19 Sexually Transmitted Diseases Other screening tests to consider Human immunodeficiency virusHerpes simplex 2SyphilisTrichomonasCenters for Disease Control and Prevention. Revised recommendations for HIV testing of adults, adolescents, and pregnant women in health-care settings.MMWR 55(RR14):1-17, 2006.
20 Sexually Transmitted Diseases Other Prevention Strategies Condom useImmunization
21 Sexually Transmitted Infections Condom use for STI prevention Consistent evidence for effectivenessChlamydiaGonorrheaGenital herpesHuman papillomavirusesSyphilisHIVEfficacy for pregnancy preventionDecline in use over time within relationshipsCondom failureBreakageSlippageIncorrect useHolmes KK et al. Effectiveness of condoms in preventing sexually transmitted infections. Bulletin of the World Health Organization 82: , 2004Fortenberry JD et al Condom use as a function of time in new and established adolescent sexual relationships. Am J Public Health 92: , 2002
22 Sexually Transmitted Infections Instructions for correct condom use Open package near topCheck orientation but don’t unroll the condomUnroll completely over erect penisCheck the tipLubricantPractice

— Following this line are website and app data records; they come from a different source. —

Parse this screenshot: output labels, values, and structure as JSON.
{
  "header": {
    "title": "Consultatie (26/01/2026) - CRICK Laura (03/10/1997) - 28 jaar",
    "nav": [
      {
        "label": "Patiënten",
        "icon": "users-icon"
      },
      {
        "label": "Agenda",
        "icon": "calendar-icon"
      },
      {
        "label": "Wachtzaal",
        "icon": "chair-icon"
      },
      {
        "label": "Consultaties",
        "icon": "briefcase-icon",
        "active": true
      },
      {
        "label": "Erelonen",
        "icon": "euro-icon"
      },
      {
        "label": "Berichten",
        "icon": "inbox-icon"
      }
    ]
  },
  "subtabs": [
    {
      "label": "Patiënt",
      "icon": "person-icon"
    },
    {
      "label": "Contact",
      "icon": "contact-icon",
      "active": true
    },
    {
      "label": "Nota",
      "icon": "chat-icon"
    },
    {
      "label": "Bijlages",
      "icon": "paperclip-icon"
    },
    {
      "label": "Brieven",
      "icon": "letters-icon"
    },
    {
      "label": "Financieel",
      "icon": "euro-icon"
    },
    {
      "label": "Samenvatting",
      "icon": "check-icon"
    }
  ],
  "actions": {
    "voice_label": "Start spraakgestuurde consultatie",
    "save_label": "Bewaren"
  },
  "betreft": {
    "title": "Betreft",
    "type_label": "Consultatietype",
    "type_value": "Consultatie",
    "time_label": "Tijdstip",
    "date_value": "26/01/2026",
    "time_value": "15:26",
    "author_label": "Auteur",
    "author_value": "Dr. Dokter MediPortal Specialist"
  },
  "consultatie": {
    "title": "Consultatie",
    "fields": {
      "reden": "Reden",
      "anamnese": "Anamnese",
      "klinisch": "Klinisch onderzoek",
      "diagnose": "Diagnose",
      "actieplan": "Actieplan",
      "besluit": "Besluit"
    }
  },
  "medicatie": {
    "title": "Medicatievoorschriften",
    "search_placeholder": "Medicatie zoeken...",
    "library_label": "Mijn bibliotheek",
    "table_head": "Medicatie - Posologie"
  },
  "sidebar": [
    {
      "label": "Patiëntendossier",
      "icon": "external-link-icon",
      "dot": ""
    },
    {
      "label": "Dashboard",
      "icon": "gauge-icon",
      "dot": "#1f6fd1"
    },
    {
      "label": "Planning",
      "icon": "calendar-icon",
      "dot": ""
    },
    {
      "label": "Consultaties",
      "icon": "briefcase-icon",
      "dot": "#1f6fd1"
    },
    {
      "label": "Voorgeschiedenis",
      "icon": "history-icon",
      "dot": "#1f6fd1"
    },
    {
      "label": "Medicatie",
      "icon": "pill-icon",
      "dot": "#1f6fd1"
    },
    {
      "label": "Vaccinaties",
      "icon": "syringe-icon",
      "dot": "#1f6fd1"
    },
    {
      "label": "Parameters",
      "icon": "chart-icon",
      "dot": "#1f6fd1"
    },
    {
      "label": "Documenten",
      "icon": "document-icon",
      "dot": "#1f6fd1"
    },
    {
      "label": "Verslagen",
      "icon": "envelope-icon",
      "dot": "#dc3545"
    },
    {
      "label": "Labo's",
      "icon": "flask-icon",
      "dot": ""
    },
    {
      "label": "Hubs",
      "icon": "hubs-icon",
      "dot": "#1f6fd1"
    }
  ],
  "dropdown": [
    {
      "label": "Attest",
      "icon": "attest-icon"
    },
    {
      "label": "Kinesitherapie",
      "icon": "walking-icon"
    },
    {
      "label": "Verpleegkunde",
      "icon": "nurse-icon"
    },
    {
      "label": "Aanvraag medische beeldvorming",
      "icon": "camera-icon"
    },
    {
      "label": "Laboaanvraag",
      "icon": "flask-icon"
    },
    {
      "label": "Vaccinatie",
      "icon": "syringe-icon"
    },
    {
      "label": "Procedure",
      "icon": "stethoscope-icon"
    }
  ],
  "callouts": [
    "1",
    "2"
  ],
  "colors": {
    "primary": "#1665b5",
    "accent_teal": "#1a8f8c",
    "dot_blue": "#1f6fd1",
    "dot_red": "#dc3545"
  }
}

23 Sexually Transmitted Infections Immunization for STI Prevention Hepatitis BHuman papillomavirus preventionQuadrivalent vaccine (types 6, 11, 16, 18)Women ages 9 – 26FDA decision on indication for older women and for adolescent men expected within year
24 Sexually Transmitted Infections Diagnosis and Treatment
25 Sexually Transmitted Infections STI syndromes common in adolescence Genital Discharge / Dysuria SyndromesGenital Ulcer / LymphadenopathyPelvic pain syndromeDermatologic SyndromesWith this very superficial look at STD epidemiology, let’s examine the more common syndromes. The most common status for people with STD is to be asymptomatic. But it may be useful to quickly reviewGenital discharge / dysuria syndromesgenital ulcer / lymphadenopathyand dermatologic syndromesShew ML, Fortenberry JD. Sexually Transmitted Diseases. in: Finberg L, Kleinman R (eds). Saunder’s Manual of Pediatric Practice. 3rd ed. (2007)
26 Sexually Transmitted Infections Diagnosis and Treatment Discharge syndromes
27 Sexually Transmitted Infections http://www.cdc.gov/std/default.htm Sexually Transmitted DiseasesTreatment Guidelines – 2006New guidelines will be released in early 2010
35 Reduction or absence of Lactobacillis species Gardnerella vaginalis Sexually Transmitted Infections Bacteria associated with Bacterial VaginosisReduction or absence of Lactobacillis speciesGardnerella vaginalisPrevotella spp.Atopobium vaginaeLeptotrichia aminoniiBacterial vaginosis-associated bacterium (BVAB)Fredericks et al. Molecular identification of bacteria associated with bacterial vaginosis. N Engl J Med. 353: , 2005.
36 Sexually Transmitted Infections Bacterial Vaginosis Treatment Metronidazole gel, 0.75% 5 gram applicator daily for 5 daysMetronidazole 500 mg BID for 7 daysClindamycin Cream, 2% 5 gram applicator daily for 7 days
37 Sexually Transmitted Infections Frothy Discharge Associated with Vaginal Trichomoniasis
47 Sexually Transmitted Infections Diagnosis and Treatment Pelvic/Genital Pain
48 Sexually Transmitted Infections Diagnosis of Pelvic/Genital Pain Pelvic inflammatory diseaseNot pregnantNo evidence of other causeTenderness of pelvic structuresEpididymitis/orchitisNo evidence of testicular torsion
49 Sexually Transmitted Infections Treatment of Pelvic/Genital Pain Pelvic inflammatory disease*Ceftriaxone 250 mg IM plusDoxycycline 100 mg BID for 14 daysMetronidazole 500 mg BID for 14 daysEpididymitis/orchitisDoxycycline 100 mg BID for 10 days* Several regimens are described in CDC treatment guidelines
50 Sexually Transmitted Infections Diagnosis and Treatment Dermatologic syndromes